Image: Megan Walch
‘What Goes Up’…. (detail)
Acrylic, enamel, oil paint, glitter on wood panel
70 cm x 280 cm,
‘Lineage of Eccentricity Stage 2’
This is second exhibition in the series titled ‘The Lineage of Eccentricity ’ Megan Walch
'Eccentric art’ has been a recognised category of Japanese art history since the 18th Century. Japanese Art Historian Tsuji Nobuo coined the term ‘Kiso no Keifu’ (The Lineage of Eccentricity) in his 1970 book of the same name. Nobuo’s definition embraces unconventional notions of beauty in painting emphasising the grotesque, a love of nature and the use of humour in imagery.
‘The Lineage’ is a new framework for developing an Australasian vision in art; one that prioritises a pan-Pacific diaspora. The etymology of ‘eccentricity’ is rooted in the Greek for ‘off centre’ and it is at a distance from Europe and the US that globalisation’s cultural mutants result in new forms of expression.
My appropriations and mutations roll back a long history of east-west mutual plunderings that date back to the Chinoiserie decors of baroque European homes. Using the mutable medium of paint fixed as fluid I generate worlds that are made lush with Dr Seussian flora.
By placing pressure on painting’s traditions I aim to exploit the extreme plastic conditions of the medium to cross cultural as well as aesthetic boundaries of form
Megan’s work has been exhibited in the United States and Australia, including
Wilderness, curated by Wayne Tunnicliffe at the Art Gallery of New South Wales, 2014, Kindle and Swag - The Samstag Effect, curated by Ross Wolfe, University of South Australia Art Museum 2004, and Primavera 2000, Museum of Contemporary Art, Sydney.
Megan is a Samstag Scholar and an alumnus of the San Francisco Art Institute, USA and Skowhegan School of Painting and Sculpture, USA. Megan has had residencies in the Space Program, New York, 1998 in an Australia Council studio at Taipei National University for the Arts, 2002, and with Asialink at Khon Kaen University, Thailand, 2004.

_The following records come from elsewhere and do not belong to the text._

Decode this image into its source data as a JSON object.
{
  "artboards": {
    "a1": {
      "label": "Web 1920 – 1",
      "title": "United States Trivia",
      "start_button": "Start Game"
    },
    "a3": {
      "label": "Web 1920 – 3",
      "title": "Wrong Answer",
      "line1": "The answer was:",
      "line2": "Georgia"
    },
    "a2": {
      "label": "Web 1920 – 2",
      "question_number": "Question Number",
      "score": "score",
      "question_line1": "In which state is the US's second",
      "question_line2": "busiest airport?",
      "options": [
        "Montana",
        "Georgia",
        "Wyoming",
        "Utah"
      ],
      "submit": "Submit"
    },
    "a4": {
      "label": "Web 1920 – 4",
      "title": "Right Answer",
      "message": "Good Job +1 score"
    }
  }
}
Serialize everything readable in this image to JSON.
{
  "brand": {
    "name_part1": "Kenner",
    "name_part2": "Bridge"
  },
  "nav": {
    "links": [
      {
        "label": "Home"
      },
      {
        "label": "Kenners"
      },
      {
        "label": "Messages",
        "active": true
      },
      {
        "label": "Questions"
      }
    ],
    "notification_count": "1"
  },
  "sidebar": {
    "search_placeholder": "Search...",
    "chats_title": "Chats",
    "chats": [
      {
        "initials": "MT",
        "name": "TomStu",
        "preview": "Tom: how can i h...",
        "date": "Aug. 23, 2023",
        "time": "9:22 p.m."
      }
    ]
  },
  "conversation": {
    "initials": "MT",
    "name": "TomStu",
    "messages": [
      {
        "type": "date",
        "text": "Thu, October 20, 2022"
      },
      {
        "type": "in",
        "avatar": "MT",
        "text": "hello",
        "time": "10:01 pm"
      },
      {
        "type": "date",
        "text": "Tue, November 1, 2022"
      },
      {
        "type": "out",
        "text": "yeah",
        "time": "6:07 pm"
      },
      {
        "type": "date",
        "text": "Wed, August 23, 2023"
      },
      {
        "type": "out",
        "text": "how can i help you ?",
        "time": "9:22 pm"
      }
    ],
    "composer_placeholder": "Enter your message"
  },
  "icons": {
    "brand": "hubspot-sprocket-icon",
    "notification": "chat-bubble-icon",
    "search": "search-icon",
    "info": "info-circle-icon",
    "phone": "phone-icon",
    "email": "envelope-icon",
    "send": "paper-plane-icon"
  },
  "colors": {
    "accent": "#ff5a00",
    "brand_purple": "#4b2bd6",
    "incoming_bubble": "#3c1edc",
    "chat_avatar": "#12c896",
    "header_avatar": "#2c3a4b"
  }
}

She currently lives and works in Hobart, Tasmania.
Image: Lucas Grogan, Welcome Home Babe, 2015 (detail)
Needlepoint quilt, cotton and upholstery fabric 200 x 170 cm
On 17/10/2015, at 10:13 AM, harriet body wrote:
PRIVATE ISLAND Lucas Grogan
Lucas Grogan has created a needlepoint quilt, PRIVATE ISLAND, as the central piece for his new body of work that explores the central metaphor of islands. At once islands are paradises, places of sanctuary and peace, though at the same time they can also be places of isolation and detention. Today it is near impossible to exist apart of one another, the sharing of information an inherit part of our current interconnectedness. No culture, like no man, is an island unto itself. PRIVATE ISLAND acts as both a safe warm refuge and as a proactive shield-like second skin. His works acts as both a microcosm and macrocosm, the duel ability of the work to be at once an autobiographical narrative and a cultural history.
MOP Projects is assisted by the NSW Government through Arts NSW
Image: Anna Peters, Too crazy to care, 2014,
acrylic on canvas, 100cm x 100cm
Paintings and Jokes
Anna Peters is showing a new group of work at her upcoming exhibition at MOP Gallery from November 10 to 27. The work includes paintings and jokes. She prefers not to explain either. The jokes are printed on A4 photo paper and use drawing and photography. They are presented separately from the paintings, though the two have influenced each other.
Anna Peters is a Sydney based artist whose practice encompasses both paintings and jokes. Peters graduated from Sydney College of the Arts with first class honours in 2003 and has exhibited widely in Australia and overseas in solo and group shows.